Wisconsin Culinary Schools
Tucked into the Midwest, Wisconsin is an excellent state for aspiring chefs. Chefs here have access to some of the best dairy in the country, fresh beef all year long, and delicious seasonal produce. There are over 5.7 million people living in Wisconsin, mostly concentrated near large cities like Madison, Milwaukee, and Green Bay. However, Wisconsin also has many rural communities throughout the state. Overall, the cost of living in Wisconsin is on par with national averages.
Wisconsin has lots of excellent restaurants, including Red Eye Brewing Company, Matsu Ya, and Clancey's Stone Lion. Most restaurants in this state focus on traditional American cuisine, but there are many ethnic restaurants as well.
In Wisconsin, there are 10 schools that offer culinary education. Most of them are located in or very close to large cities. Wisconsin has one of the most affordable average tuition rates in the country; you can expect to pay an average tuition cost of $3,855. Scholarship opportunities are numerous in this state, leading to an average scholarship award of $1,150. The average class size in Wisconsin is 14 students, which gives you the opportunity to work one-on-one with your instructors.
There are three primary ways you learn culinary skills. Hands-on learning is the main way you learn culinary skills. Instead of spending most of your time in a traditional classroom, you can plan on spending most of your time in a student kitchen. Here, you can learn how to clean different proteins, how to prep vegetables, and how to cook food using different methods. You are expected to take the education you get here and practice outside of class hours.

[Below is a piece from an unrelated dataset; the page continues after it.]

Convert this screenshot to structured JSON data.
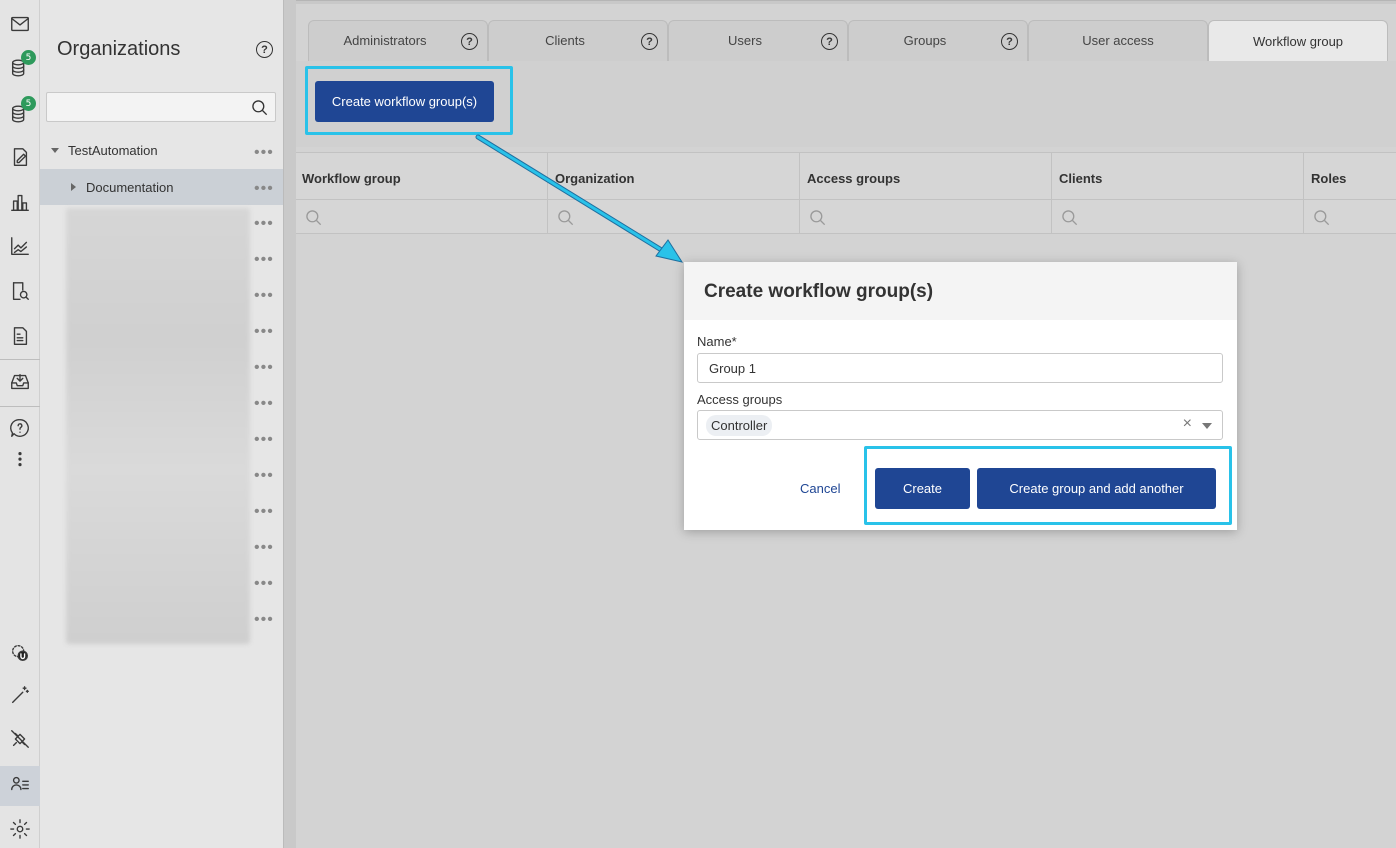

You also spend some time learning from lectures and books. This type of education is typically reserved for cooking terminology, the history of different types of cuisine, and business/management skills.

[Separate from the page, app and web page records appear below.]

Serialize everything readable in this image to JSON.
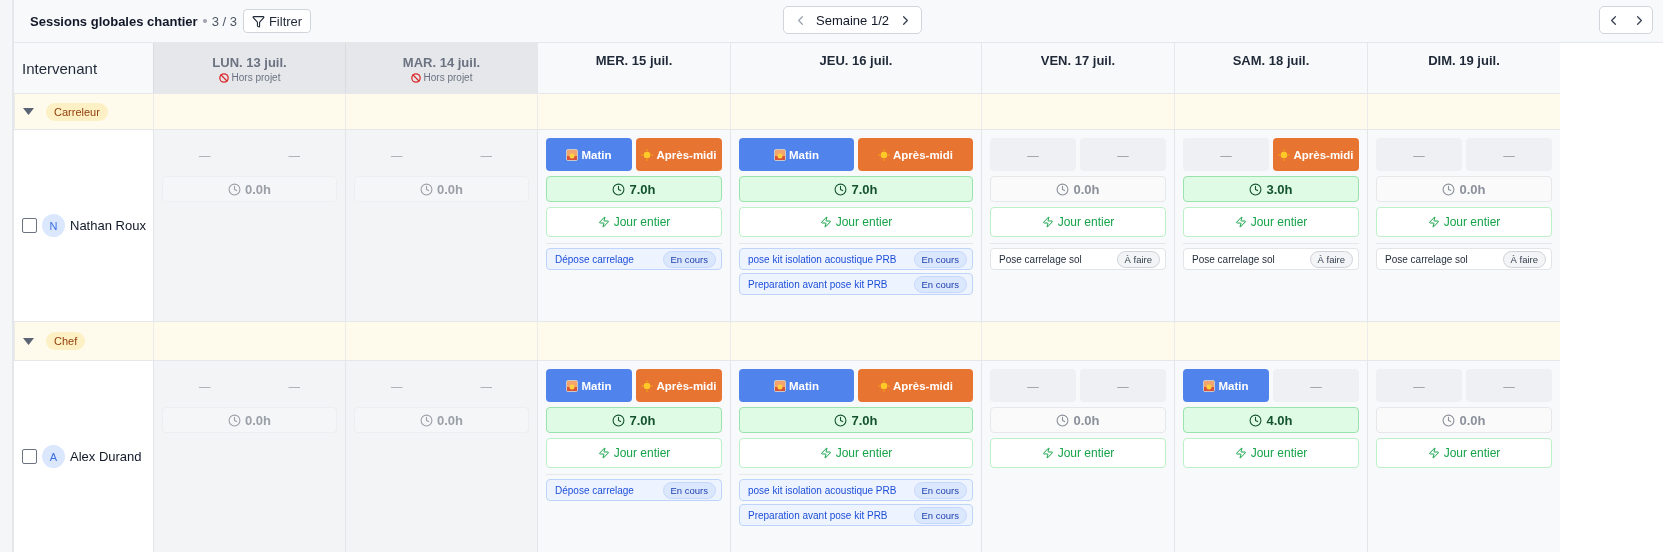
{
  "toolbar": {
    "title": "Sessions globales chantier",
    "count": "3 / 3",
    "filter_button": "Filtrer",
    "week_label": "Semaine 1/2"
  },
  "grid": {
    "corner_label": "Intervenant",
    "days": [
      {
        "label": "LUN. 13 juil.",
        "off_project": true,
        "note": "Hors projet"
      },
      {
        "label": "MAR. 14 juil.",
        "off_project": true,
        "note": "Hors projet"
      },
      {
        "label": "MER. 15 juil.",
        "off_project": false
      },
      {
        "label": "JEU. 16 juil.",
        "off_project": false
      },
      {
        "label": "VEN. 17 juil.",
        "off_project": false
      },
      {
        "label": "SAM. 18 juil.",
        "off_project": false
      },
      {
        "label": "DIM. 19 juil.",
        "off_project": false
      }
    ],
    "groups": [
      {
        "label": "Carreleur",
        "expanded": true,
        "people": [
          {
            "name": "Nathan Roux",
            "initial": "N",
            "checked": false,
            "days": [
              {
                "disabled": true,
                "morning": {
                  "label": "—",
                  "on": false
                },
                "afternoon": {
                  "label": "—",
                  "on": false
                },
                "hours": "0.0h",
                "worked": false
              },
              {
                "disabled": true,
                "morning": {
                  "label": "—",
                  "on": false
                },
                "afternoon": {
                  "label": "—",
                  "on": false
                },
                "hours": "0.0h",
                "worked": false
              },
              {
                "disabled": false,
                "morning": {
                  "label": "Matin",
                  "on": true
                },
                "afternoon": {
                  "label": "Après-midi",
                  "on": true
                },
                "hours": "7.0h",
                "worked": true,
                "full_day": "Jour entier",
                "tasks": [
                  {
                    "title": "Dépose carrelage",
                    "status": "En cours",
                    "kind": "in_progress"
                  }
                ]
              },
              {
                "disabled": false,
                "morning": {
                  "label": "Matin",
                  "on": true
                },
                "afternoon": {
                  "label": "Après-midi",
                  "on": true
                },
                "hours": "7.0h",
                "worked": true,
                "full_day": "Jour entier",
                "tasks": [
                  {
                    "title": "pose kit isolation acoustique PRB",
                    "status": "En cours",
                    "kind": "in_progress"
                  },
                  {
                    "title": "Preparation avant pose kit PRB",
                    "status": "En cours",
                    "kind": "in_progress"
                  }
                ]
              },
              {
                "disabled": false,
                "morning": {
                  "label": "—",
                  "on": false
                },
                "afternoon": {
                  "label": "—",
                  "on": false
                },
                "hours": "0.0h",
                "worked": false,
                "full_day": "Jour entier",
                "tasks": [
                  {
                    "title": "Pose carrelage sol",
                    "status": "À faire",
                    "kind": "todo"
                  }
                ]
              },
              {
                "disabled": false,
                "morning": {
                  "label": "—",
                  "on": false
                },
                "afternoon": {
                  "label": "Après-midi",
                  "on": true
                },
                "hours": "3.0h",
                "worked": true,
                "full_day": "Jour entier",
                "tasks": [
                  {
                    "title": "Pose carrelage sol",
                    "status": "À faire",
                    "kind": "todo"
                  }
                ]
              },
              {
                "disabled": false,
                "morning": {
                  "label": "—",
                  "on": false
                },
                "afternoon": {
                  "label": "—",
                  "on": false
                },
                "hours": "0.0h",
                "worked": false,
                "full_day": "Jour entier",
                "tasks": [
                  {
                    "title": "Pose carrelage sol",
                    "status": "À faire",
                    "kind": "todo"
                  }
                ]
              }
            ]
          }
        ]
      },
      {
        "label": "Chef",
        "expanded": true,
        "people": [
          {
            "name": "Alex Durand",
            "initial": "A",
            "checked": false,
            "days": [
              {
                "disabled": true,
                "morning": {
                  "label": "—",
                  "on": false
                },
                "afternoon": {
                  "label": "—",
                  "on": false
                },
                "hours": "0.0h",
                "worked": false
              },
              {
                "disabled": true,
                "morning": {
                  "label": "—",
                  "on": false
                },
                "afternoon": {
                  "label": "—",
                  "on": false
                },
                "hours": "0.0h",
                "worked": false
              },
              {
                "disabled": false,
                "morning": {
                  "label": "Matin",
                  "on": true
                },
                "afternoon": {
                  "label": "Après-midi",
                  "on": true
                },
                "hours": "7.0h",
                "worked": true,
                "full_day": "Jour entier",
                "tasks": [
                  {
                    "title": "Dépose carrelage",
                    "status": "En cours",
                    "kind": "in_progress"
                  }
                ]
              },
              {
                "disabled": false,
                "morning": {
                  "label": "Matin",
                  "on": true
                },
                "afternoon": {
                  "label": "Après-midi",
                  "on": true
                },
                "hours": "7.0h",
                "worked": true,
                "full_day": "Jour entier",
                "tasks": [
                  {
                    "title": "pose kit isolation acoustique PRB",
                    "status": "En cours",
                    "kind": "in_progress"
                  },
                  {
                    "title": "Preparation avant pose kit PRB",
                    "status": "En cours",
                    "kind": "in_progress"
                  }
                ]
              },
              {
                "disabled": false,
                "morning": {
                  "label": "—",
                  "on": false
                },
                "afternoon": {
                  "label": "—",
                  "on": false
                },
                "hours": "0.0h",
                "worked": false,
                "full_day": "Jour entier"
              },
              {
                "disabled": false,
                "morning": {
                  "label": "Matin",
                  "on": true
                },
                "afternoon": {
                  "label": "—",
                  "on": false
                },
                "hours": "4.0h",
                "worked": true,
                "full_day": "Jour entier"
              },
              {
                "disabled": false,
                "morning": {
                  "label": "—",
                  "on": false
                },
                "afternoon": {
                  "label": "—",
                  "on": false
                },
                "hours": "0.0h",
                "worked": false,
                "full_day": "Jour entier"
              }
            ]
          }
        ]
      }
    ]
  }
}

Finally, you use much of what you've learned in a practical setting by completing an internship or practicum. This may be one of the most important parts of your program, since you begin building connections that may lead to a new career after graduation.
Once you have gone through all the work of earning a culinary degree or certificate, it is time to begin your career. There are many ways you can put your culinary expertise to use. Possibly the main work environment for chefs is the restaurant, since the Bureau of Labor Statistics reports that 46% of chefs work in restaurants.
You could also consider working as a caterer or private chef. There are self-employment opportunities, as well; you could open a restaurant, become an independent private chef, or start a catering company.
Some of the primary culinary employers in Wisconsin are Patrice & Associates, Cheddar's Casual Cafe, and Uno Restaurant.
When you work in Wisconsin, you don't have to worry about becoming licensed or certified as a chef. There are currently no laws that require the licensure of chefs or cooks. However, there are optional certification options that can help you get started in your career. The American Culinary Federation has one of the most trusted certification programs in the country.
You can increase your earning potential by getting more experience in the field and gaining seniority. Executive chefs are typically the highest paid chefs in a kitchen, followed by sous chefs and line chefs.
The job outlook for chefs and cooks in Wisconsin is even better than the national average. Chefs can anticipate a 7% increase in job openings between 2010 and 2020, while cooks can expect a 25% increase in job openings in the same time frame (O*Net, 2010).